"My wife and I can raise the girls financially, but the campaign is meant to make sure they aren't lacking in the future," explainedGershnik. "Whatever they want, they will have. That money will go to me, and I will start a trust fund. All funds will be for the sole purpose of childhood needs. My sister promised the girls that she would raise them in a way where they would always smile. I, too, feel compelled to raise them that way."
Attorney Roy Keren, representing Maxim Tal, commented: "The suspect claims his innocence, and with all due respect to the late Maria's family, they have no idea what happened the day she took her own life.
"Alexi, or anyone who claims my client is the killer, is neither a hangman nor a judge, and has no knowledge of the details of the investigation that is underway and what really happened that day," he continued. "Although his arrest has been extended, this does not indicate his guilt. The police investigation will probably bring his innocence to light and he will be released to his home and daughters."

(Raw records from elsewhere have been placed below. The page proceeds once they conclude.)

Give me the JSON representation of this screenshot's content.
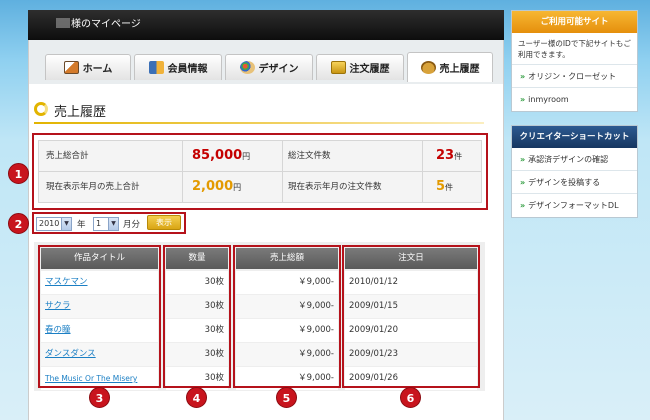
{
  "header": {
    "title": "様のマイページ"
  },
  "tabs": [
    {
      "label": "ホーム",
      "icon": "house-icon"
    },
    {
      "label": "会員情報",
      "icon": "members-icon"
    },
    {
      "label": "デザイン",
      "icon": "palette-icon"
    },
    {
      "label": "注文履歴",
      "icon": "gold-bars-icon"
    },
    {
      "label": "売上履歴",
      "icon": "moneybag-icon",
      "active": true
    }
  ],
  "page": {
    "title": "売上履歴"
  },
  "summary": {
    "total_sales_label": "売上総合計",
    "total_sales_value": "85,000",
    "total_orders_label": "総注文件数",
    "total_orders_value": "23",
    "month_sales_label": "現在表示年月の売上合計",
    "month_sales_value": "2,000",
    "month_orders_label": "現在表示年月の注文件数",
    "month_orders_value": "5",
    "yen_unit": "円",
    "count_unit": "件"
  },
  "filter": {
    "year_value": "2010",
    "year_label": "年",
    "month_value": "1",
    "month_label": "月分",
    "show_button": "表示"
  },
  "table": {
    "headers": [
      "作品タイトル",
      "数量",
      "売上総額",
      "注文日"
    ],
    "rows": [
      {
        "title": "マスケマン",
        "qty": "30枚",
        "amount": "￥9,000-",
        "date": "2010/01/12"
      },
      {
        "title": "サクラ",
        "qty": "30枚",
        "amount": "￥9,000-",
        "date": "2009/01/15"
      },
      {
        "title": "春の瞳",
        "qty": "30枚",
        "amount": "￥9,000-",
        "date": "2009/01/20"
      },
      {
        "title": "ダンスダンス",
        "qty": "30枚",
        "amount": "￥9,000-",
        "date": "2009/01/23"
      },
      {
        "title": "The Music Or The Misery",
        "qty": "30枚",
        "amount": "￥9,000-",
        "date": "2009/01/26"
      }
    ]
  },
  "markers": [
    "1",
    "2",
    "3",
    "4",
    "5",
    "6"
  ],
  "sidebar": {
    "sites": {
      "title": "ご利用可能サイト",
      "description": "ユーザー様のIDで下記サイトもご利用できます。",
      "items": [
        "オリジン・クローゼット",
        "inmyroom"
      ]
    },
    "creator": {
      "title": "クリエイターショートカット",
      "items": [
        "承認済デザインの確認",
        "デザインを投稿する",
        "デザインフォーマットDL"
      ]
    }
  },
  "colors": {
    "accent_red": "#b5121b",
    "gold": "#e2b400",
    "sidebar_orange": "#f0a51c",
    "sidebar_navy": "#1d3f6e",
    "link": "#1b7fc4"
  }
}
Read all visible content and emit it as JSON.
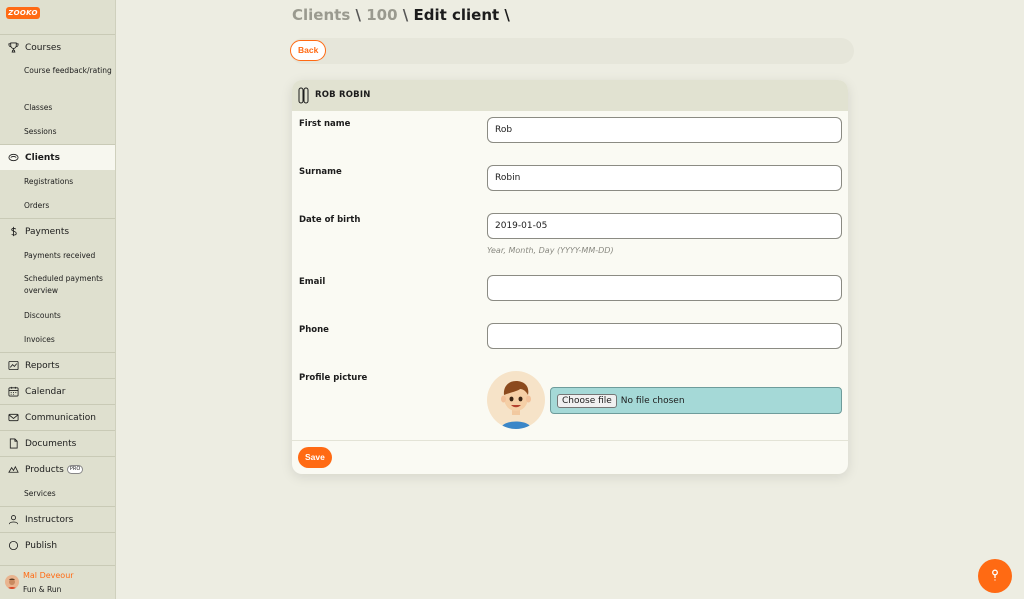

Keren continued: "I would suggest not to rush into a legal battle over childhood custody, since Maxim is the natural guardian of his daughters and he is the one who will raise them. We believe he will be released to his home and I would suggest that these funds go to the welfare of the girls. Maybe instead of raising hundreds of thousands of shekels to take the girls from their grandmother, who finances all the needs of the children, including clothing, toys and food - Alexi could give his money to care for what these girls need right now and not in the future. Maxim's mother is a worthy wife and grandmother. She is the one who was involved in raising the children even before the case and she will have the girls until Maxim gets home."